*EXERCISE BRIEF*: Return the lines below that contain "Main".

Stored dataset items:
________________________

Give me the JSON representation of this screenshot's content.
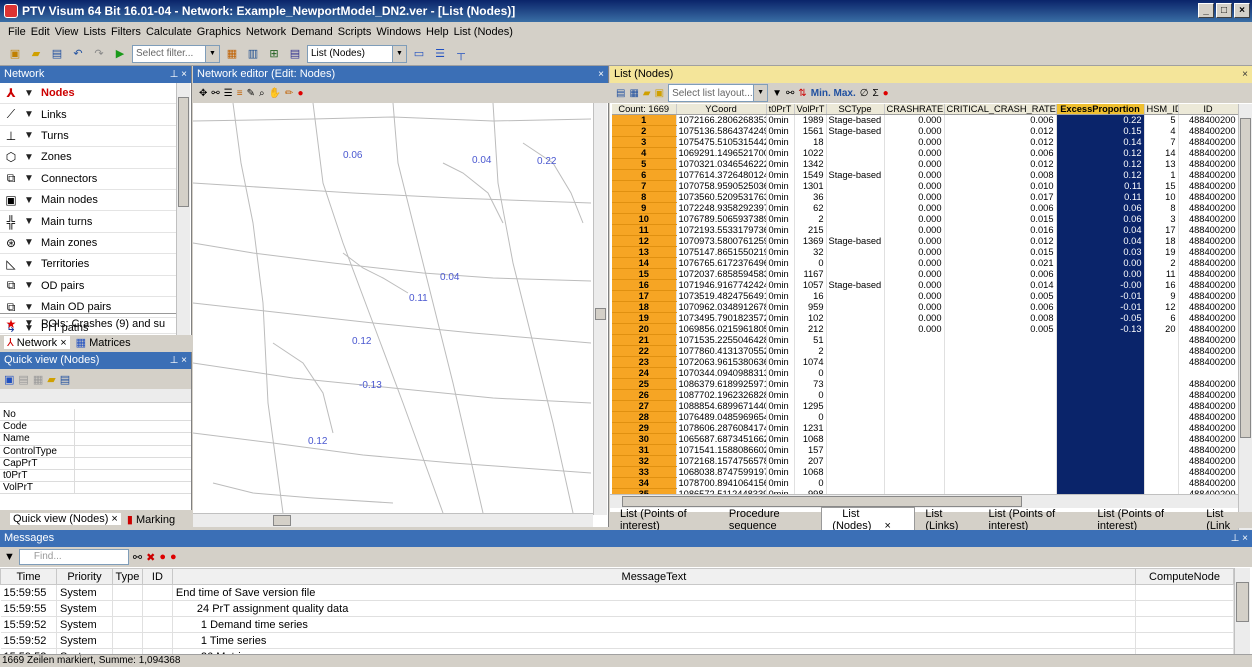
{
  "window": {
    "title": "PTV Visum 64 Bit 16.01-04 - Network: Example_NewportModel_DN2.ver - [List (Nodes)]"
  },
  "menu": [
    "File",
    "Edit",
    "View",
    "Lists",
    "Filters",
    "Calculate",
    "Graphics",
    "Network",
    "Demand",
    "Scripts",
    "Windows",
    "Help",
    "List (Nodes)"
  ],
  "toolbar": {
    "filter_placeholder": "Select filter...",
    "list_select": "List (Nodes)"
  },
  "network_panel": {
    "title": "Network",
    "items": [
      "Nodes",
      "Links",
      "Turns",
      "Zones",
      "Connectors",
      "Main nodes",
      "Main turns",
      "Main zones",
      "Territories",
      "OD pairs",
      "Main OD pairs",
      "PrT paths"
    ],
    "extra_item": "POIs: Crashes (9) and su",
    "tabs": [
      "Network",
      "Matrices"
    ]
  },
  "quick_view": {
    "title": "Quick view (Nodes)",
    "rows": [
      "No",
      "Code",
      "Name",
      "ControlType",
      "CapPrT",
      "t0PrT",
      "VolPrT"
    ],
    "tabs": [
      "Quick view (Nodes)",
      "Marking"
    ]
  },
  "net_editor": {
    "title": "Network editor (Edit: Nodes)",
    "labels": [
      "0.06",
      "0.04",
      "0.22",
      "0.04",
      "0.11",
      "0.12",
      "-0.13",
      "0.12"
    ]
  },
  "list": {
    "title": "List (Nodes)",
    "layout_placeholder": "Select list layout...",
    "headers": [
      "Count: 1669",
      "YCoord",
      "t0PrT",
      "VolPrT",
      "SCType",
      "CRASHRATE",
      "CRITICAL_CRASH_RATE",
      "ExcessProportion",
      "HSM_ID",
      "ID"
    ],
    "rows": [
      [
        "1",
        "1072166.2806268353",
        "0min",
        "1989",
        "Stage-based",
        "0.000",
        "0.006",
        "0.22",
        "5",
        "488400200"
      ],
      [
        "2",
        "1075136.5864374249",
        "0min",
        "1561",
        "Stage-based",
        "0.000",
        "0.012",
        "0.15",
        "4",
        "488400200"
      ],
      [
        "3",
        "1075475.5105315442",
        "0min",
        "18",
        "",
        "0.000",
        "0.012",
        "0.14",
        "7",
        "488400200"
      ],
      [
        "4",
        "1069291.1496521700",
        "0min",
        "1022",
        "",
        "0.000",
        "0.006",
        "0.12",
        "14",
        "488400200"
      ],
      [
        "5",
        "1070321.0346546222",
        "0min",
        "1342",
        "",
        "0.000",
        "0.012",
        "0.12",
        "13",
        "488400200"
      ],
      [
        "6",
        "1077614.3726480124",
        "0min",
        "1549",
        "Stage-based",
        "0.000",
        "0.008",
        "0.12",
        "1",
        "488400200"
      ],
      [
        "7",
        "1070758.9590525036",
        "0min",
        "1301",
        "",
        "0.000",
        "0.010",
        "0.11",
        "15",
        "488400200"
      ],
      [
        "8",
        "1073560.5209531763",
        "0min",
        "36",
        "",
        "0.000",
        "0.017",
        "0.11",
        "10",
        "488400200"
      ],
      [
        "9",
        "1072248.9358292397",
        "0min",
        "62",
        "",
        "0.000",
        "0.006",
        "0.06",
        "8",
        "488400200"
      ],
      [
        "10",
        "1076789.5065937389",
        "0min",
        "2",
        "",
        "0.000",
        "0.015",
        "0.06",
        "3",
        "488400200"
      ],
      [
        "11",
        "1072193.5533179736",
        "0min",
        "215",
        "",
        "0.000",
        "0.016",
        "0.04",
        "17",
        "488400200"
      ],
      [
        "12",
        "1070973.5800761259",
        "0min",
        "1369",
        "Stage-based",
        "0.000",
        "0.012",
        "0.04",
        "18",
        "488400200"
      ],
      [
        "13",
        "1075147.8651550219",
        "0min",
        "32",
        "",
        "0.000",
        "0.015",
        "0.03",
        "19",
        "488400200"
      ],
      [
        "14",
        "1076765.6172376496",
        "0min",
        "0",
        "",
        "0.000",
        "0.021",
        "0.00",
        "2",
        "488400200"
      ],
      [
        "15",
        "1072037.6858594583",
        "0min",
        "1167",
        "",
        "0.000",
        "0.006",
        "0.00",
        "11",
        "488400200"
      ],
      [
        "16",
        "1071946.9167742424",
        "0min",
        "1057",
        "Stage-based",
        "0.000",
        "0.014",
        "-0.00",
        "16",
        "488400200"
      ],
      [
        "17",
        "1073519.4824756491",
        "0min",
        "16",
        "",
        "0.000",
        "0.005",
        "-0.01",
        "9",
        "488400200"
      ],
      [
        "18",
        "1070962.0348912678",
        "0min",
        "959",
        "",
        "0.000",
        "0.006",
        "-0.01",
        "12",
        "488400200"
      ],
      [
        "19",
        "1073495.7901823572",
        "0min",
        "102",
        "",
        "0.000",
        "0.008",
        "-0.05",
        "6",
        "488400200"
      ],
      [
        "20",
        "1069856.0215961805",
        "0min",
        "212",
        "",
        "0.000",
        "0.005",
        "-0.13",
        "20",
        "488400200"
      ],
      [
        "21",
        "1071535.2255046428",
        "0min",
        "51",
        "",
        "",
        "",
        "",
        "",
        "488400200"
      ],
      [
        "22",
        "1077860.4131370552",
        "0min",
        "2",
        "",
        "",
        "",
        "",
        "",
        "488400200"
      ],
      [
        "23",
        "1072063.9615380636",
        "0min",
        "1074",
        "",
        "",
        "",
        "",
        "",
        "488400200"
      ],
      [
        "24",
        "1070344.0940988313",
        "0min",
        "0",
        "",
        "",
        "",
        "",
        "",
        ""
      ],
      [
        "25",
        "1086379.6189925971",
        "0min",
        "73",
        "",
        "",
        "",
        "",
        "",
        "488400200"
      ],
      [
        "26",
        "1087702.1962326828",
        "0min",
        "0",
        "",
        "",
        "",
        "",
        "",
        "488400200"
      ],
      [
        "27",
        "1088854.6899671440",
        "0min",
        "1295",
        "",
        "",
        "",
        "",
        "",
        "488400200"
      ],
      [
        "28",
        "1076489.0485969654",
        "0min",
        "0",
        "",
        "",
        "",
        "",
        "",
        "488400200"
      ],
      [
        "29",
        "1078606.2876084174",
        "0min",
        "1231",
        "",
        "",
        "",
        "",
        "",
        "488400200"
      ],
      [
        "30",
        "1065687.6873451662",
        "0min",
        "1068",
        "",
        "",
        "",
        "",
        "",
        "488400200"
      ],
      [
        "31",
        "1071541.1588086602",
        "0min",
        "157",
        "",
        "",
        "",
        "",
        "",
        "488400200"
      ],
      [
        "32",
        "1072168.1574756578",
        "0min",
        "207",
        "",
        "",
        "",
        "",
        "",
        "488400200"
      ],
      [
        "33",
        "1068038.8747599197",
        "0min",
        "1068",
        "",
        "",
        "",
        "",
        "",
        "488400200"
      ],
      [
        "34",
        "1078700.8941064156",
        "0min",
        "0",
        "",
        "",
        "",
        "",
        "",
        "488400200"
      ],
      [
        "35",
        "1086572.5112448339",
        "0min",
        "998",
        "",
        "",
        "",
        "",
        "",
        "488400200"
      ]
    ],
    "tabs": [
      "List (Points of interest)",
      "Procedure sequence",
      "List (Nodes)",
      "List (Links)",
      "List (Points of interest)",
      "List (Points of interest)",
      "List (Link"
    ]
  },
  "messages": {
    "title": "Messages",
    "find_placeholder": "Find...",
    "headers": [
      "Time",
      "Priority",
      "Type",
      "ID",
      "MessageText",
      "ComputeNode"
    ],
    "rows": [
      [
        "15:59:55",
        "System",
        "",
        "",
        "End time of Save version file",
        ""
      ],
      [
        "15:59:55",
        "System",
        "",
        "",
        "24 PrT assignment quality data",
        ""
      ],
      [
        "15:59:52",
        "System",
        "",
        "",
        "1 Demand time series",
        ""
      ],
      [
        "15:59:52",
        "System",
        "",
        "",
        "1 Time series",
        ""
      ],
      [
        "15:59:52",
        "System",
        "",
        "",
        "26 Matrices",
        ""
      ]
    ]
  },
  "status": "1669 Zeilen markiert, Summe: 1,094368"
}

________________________

*RESULT OF THE EXERCISE*:
      "Main nodes",
      "Main turns",
      "Main zones",
      "Main OD pairs",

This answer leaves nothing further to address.